It’s surprising how many things a front garden can be used for, its usually used as a place to park the car and somewhere to keep the bins, but even the smallest can be a tiny nature reserve,a haven for birds and insects and can help prevent flooding.
Most front gardens are small, but the idea is that a network of small gardens add up to large areas that can make a real difference.
The main aim is to reduce as much paving and include as many plants as possible. It’s best to use paving that allows water to drain through it, so that it doesn’t run out onto the road and cause those flash-floods that seem to happen such a lot.
Paving more than five square metres of a front garden in the U.K. with impermeable paving needs planning permission, so this type of paving filled with shingle is a perfect solution, and it looks good too.
Choosing a range of plants that flower in turn for as much of the year as possible and planting a mix of shrubs, plants and a small tree will make the biggest difference, providing food and shelter for birds and insects.

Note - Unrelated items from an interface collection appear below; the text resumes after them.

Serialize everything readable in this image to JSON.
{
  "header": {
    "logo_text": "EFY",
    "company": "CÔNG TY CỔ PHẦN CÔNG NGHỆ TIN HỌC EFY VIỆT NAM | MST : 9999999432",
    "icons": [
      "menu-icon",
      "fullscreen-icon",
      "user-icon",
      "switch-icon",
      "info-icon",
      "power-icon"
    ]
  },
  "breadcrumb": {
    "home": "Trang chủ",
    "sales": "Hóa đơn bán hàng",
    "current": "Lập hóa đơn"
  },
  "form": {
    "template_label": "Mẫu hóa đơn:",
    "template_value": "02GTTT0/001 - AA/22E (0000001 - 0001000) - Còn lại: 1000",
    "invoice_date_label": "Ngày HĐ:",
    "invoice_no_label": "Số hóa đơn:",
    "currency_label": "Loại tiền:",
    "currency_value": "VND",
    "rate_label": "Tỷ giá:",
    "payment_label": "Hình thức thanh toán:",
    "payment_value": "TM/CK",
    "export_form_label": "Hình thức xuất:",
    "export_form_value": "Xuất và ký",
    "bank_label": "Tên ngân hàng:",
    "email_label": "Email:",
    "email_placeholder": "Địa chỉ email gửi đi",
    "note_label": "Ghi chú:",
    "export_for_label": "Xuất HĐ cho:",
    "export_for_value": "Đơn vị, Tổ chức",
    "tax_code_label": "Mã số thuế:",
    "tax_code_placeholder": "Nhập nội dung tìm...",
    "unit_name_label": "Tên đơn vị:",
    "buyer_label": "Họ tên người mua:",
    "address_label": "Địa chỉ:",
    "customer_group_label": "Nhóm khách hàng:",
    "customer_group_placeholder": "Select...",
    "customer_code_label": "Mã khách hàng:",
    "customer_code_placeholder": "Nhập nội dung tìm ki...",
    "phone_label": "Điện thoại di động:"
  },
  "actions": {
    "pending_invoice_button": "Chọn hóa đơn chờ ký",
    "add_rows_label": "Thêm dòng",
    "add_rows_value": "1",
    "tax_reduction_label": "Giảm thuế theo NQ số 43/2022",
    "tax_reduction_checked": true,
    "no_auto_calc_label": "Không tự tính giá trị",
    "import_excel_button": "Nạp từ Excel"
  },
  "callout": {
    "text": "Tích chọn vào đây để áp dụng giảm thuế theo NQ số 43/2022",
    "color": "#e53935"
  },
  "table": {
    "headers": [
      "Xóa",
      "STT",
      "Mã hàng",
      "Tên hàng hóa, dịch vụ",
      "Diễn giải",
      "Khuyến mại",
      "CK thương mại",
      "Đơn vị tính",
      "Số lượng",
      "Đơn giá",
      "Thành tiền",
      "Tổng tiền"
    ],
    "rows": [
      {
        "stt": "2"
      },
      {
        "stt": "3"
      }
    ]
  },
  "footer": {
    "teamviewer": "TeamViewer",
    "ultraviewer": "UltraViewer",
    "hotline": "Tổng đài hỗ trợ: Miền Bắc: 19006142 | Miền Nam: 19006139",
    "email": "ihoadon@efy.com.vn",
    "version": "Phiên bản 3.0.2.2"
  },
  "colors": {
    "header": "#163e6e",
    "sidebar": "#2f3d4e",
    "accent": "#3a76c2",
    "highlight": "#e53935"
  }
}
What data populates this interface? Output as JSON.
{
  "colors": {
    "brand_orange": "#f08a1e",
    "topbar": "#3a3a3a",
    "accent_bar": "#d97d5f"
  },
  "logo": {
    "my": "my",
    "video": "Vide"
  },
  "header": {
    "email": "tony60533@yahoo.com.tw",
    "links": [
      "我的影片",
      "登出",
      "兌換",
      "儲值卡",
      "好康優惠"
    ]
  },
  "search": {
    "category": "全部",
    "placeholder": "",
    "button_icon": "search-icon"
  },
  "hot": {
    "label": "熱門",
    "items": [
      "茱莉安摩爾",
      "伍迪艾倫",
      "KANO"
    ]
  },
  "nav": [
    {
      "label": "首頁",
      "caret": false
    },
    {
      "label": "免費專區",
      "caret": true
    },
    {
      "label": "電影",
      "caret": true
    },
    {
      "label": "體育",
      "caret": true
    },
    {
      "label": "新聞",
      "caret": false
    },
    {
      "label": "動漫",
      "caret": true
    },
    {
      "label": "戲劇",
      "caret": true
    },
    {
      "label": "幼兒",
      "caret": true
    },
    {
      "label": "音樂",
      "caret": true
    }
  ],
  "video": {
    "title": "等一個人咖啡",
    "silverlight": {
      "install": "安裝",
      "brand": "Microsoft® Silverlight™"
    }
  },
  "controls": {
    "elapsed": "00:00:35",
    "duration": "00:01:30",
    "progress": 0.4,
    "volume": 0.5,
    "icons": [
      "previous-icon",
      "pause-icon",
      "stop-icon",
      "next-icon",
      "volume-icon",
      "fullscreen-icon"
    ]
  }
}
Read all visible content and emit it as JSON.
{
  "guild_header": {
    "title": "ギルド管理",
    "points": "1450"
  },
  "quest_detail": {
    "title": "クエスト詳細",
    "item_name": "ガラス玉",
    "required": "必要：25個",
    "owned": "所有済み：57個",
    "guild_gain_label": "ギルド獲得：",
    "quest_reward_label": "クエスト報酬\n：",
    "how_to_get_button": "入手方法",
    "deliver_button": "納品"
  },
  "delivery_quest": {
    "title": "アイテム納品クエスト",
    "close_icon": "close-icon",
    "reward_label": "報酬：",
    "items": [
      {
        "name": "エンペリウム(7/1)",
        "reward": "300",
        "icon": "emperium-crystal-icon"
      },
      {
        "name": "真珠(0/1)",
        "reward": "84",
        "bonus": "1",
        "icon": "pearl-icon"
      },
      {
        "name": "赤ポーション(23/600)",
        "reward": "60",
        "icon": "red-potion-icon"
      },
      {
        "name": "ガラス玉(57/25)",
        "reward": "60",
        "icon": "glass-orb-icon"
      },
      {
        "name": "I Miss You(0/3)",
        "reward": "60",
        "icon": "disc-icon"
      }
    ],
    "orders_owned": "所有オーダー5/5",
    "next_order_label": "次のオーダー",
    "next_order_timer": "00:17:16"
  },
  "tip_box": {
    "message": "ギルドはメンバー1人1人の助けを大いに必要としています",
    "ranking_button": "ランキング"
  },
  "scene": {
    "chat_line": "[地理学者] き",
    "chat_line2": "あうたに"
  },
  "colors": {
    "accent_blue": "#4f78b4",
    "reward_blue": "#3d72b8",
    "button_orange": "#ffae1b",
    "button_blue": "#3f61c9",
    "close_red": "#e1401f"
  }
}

A garden that has a variety of plants is good for us too, I always feel better after a walk near trees and plants rather than along a street without any greenery.
These front gardens designed by Nigel Dunnett at R.H.S.Hampton Court Flower Show this year, manage to fit everything you need into a front garden. I like the way the bin store is at an angle, disguising them so they can’t be seen directly from the house or the street.
The green roof on the bin store makes sure as much surface as possible is covered in plants.
- The flowering plants look good, but planting a few evergreen shrubs would keep it looking nice all year round.
- Spring flowering bulbs are a good idea too, they’re a welcome sight at the end of winter and need hardly any attention.
- Plant the right plants for your garden soil so they’ll grow well and won’t need replacing.
- Try to include some vegetables or herbs in containers. My tiny front garden is sunny, so I’ve got a big pot of herbs growing there.
Happy gardening, Jill
all photos: Jill Anderson.